While running for office, Trump had labeled the U.N. weak and incompetent. He has suggested it was “not a friend” to the United States or democracy while deriding it as “a club for people to get together, talk and have a good time.”
He thundered often about putting “America first,” and has withdrawn from what he considered multilateral agreements that he found unfavorable to the United States, such as the Trans-Pacific Partnership trade deal. He also announced his intention to withdraw from the Paris climate accord, which would leave the U.S. one of only three countries outside the pact. Aides have since suggested Trump would be willing to renegotiate terms of the deal but European leaders have dismissed that approach.
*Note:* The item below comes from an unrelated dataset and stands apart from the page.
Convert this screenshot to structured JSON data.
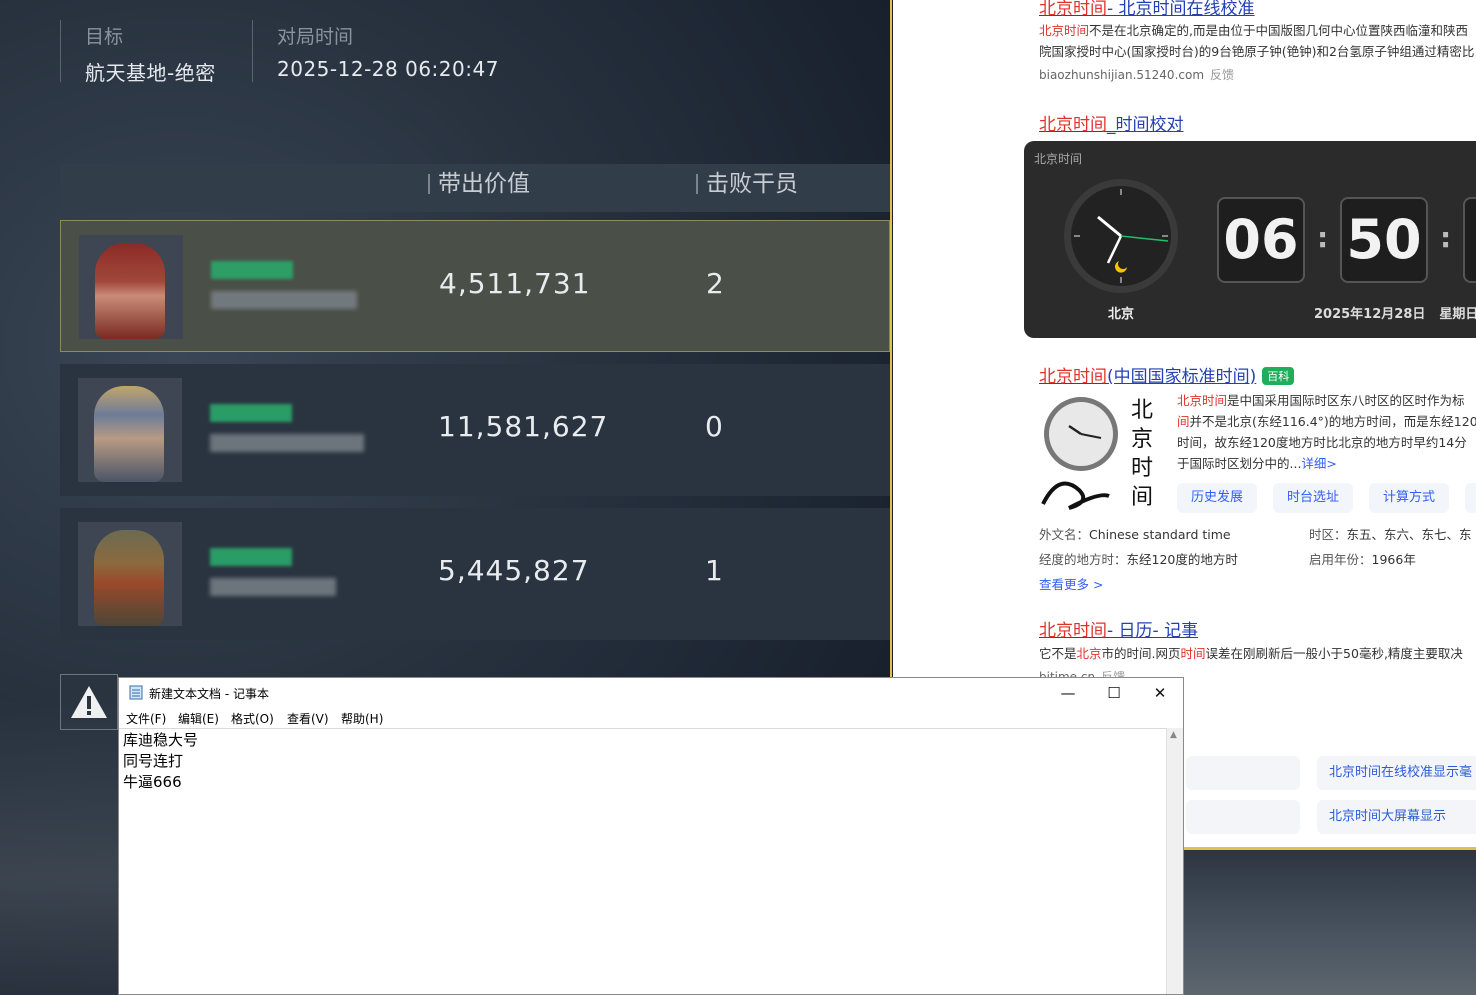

Trump has also frequently questioned the value of a robust American presence around the world. When briefed on the government’s diplomatic, military and intelligence posts, the new president would often cast doubt on the need for all the resources.
Some aides have suggested that Trump employs “principled realism” — making global decisions based on the best outcome for the United States. The administration has also shied away from talk of nation-building or creating democracies through the use of the U.S. military.
But Trump has softened his rhetoric about the United Nations since taking office and cheered the recent Security Council resolution that approved new sanctions against North Korea. Potentially foreshadowing a Trump argument, Brian Hook of the State Department said Monday that the U.N. could be useful as a “force multiplier” to “bring a global approach to global threats.”
“The president has been working very well with the U.N. Security Council,” said Hook, who praised Trump’s ability to deal with the world body and “leverage it for the purposes the U.N. charter created, to save succeeding generations from the scourge of war."